▸ TASK STATEMENT: Give back the records below exactly, every one, with no pictures.

▸ AVAILABLE RECORDS:

Segment Open

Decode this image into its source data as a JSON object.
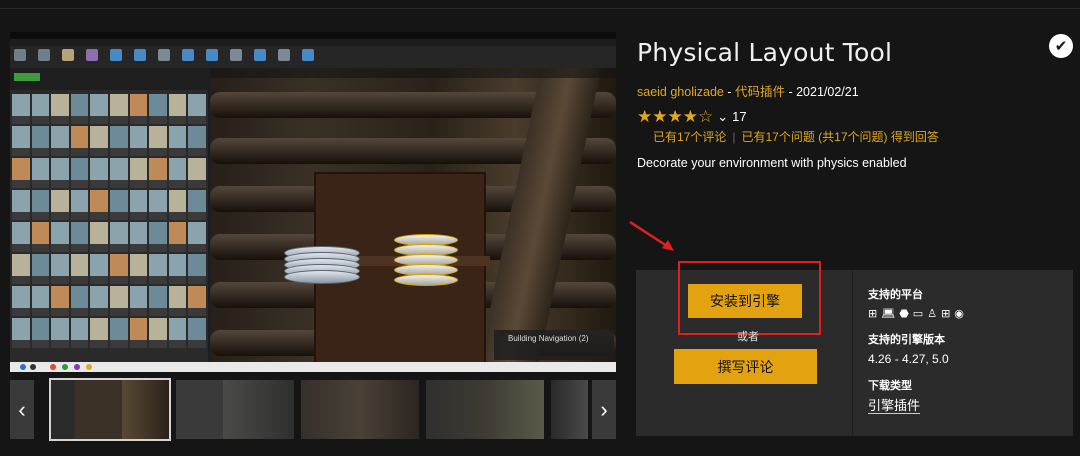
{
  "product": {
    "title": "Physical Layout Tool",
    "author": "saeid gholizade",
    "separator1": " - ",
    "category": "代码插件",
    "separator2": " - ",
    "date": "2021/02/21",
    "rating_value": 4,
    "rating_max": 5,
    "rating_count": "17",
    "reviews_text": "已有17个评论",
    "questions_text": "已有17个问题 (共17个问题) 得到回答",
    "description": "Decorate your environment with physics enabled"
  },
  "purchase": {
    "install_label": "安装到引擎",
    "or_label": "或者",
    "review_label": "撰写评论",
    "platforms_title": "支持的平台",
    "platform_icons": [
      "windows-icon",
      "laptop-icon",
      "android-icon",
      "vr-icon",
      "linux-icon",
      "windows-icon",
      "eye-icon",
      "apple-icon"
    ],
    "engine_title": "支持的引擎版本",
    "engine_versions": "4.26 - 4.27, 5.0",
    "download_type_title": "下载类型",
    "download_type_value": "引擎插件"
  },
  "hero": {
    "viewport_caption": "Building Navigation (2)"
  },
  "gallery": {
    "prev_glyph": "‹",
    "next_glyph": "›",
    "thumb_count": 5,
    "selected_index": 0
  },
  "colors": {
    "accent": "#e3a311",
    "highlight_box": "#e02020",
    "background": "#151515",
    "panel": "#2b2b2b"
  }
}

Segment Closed

▸ TASK RESULT:
Decode this image into its source data as a JSON object.
{
  "product": {
    "title": "Physical Layout Tool",
    "author": "saeid gholizade",
    "separator1": " - ",
    "category": "代码插件",
    "separator2": " - ",
    "date": "2021/02/21",
    "rating_value": 4,
    "rating_max": 5,
    "rating_count": "17",
    "reviews_text": "已有17个评论",
    "questions_text": "已有17个问题 (共17个问题) 得到回答",
    "description": "Decorate your environment with physics enabled"
  },
  "purchase": {
    "install_label": "安装到引擎",
    "or_label": "或者",
    "review_label": "撰写评论",
    "platforms_title": "支持的平台",
    "platform_icons": [
      "windows-icon",
      "laptop-icon",
      "android-icon",
      "vr-icon",
      "linux-icon",
      "windows-icon",
      "eye-icon",
      "apple-icon"
    ],
    "engine_title": "支持的引擎版本",
    "engine_versions": "4.26 - 4.27, 5.0",
    "download_type_title": "下载类型",
    "download_type_value": "引擎插件"
  },
  "hero": {
    "viewport_caption": "Building Navigation (2)"
  },
  "gallery": {
    "prev_glyph": "‹",
    "next_glyph": "›",
    "thumb_count": 5,
    "selected_index": 0
  },
  "colors": {
    "accent": "#e3a311",
    "highlight_box": "#e02020",
    "background": "#151515",
    "panel": "#2b2b2b"
  }
}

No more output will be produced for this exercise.